Every single entry needs to appear again exactly as given.

══ RECORDS FOR THE TASK ══

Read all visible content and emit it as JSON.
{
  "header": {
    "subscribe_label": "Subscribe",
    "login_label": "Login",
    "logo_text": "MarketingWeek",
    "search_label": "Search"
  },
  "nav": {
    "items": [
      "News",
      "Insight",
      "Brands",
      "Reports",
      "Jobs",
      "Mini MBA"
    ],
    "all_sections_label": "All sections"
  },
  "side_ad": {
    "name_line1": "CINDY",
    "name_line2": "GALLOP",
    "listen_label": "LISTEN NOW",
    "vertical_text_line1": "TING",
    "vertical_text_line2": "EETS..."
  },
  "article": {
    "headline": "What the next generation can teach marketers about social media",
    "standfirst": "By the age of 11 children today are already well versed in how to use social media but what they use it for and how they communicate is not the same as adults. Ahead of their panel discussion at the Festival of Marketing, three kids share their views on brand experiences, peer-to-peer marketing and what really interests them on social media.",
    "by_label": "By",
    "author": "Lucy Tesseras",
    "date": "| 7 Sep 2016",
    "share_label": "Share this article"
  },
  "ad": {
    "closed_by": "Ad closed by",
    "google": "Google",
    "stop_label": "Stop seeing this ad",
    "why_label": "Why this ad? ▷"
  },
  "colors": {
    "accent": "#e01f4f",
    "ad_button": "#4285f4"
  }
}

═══

*RESPONSE TO THIS TASK*
Read all visible content and emit it as JSON.
{
  "header": {
    "subscribe_label": "Subscribe",
    "login_label": "Login",
    "logo_text": "MarketingWeek",
    "search_label": "Search"
  },
  "nav": {
    "items": [
      "News",
      "Insight",
      "Brands",
      "Reports",
      "Jobs",
      "Mini MBA"
    ],
    "all_sections_label": "All sections"
  },
  "side_ad": {
    "name_line1": "CINDY",
    "name_line2": "GALLOP",
    "listen_label": "LISTEN NOW",
    "vertical_text_line1": "TING",
    "vertical_text_line2": "EETS..."
  },
  "article": {
    "headline": "What the next generation can teach marketers about social media",
    "standfirst": "By the age of 11 children today are already well versed in how to use social media but what they use it for and how they communicate is not the same as adults. Ahead of their panel discussion at the Festival of Marketing, three kids share their views on brand experiences, peer-to-peer marketing and what really interests them on social media.",
    "by_label": "By",
    "author": "Lucy Tesseras",
    "date": "| 7 Sep 2016",
    "share_label": "Share this article"
  },
  "ad": {
    "closed_by": "Ad closed by",
    "google": "Google",
    "stop_label": "Stop seeing this ad",
    "why_label": "Why this ad? ▷"
  },
  "colors": {
    "accent": "#e01f4f",
    "ad_button": "#4285f4"
  }
}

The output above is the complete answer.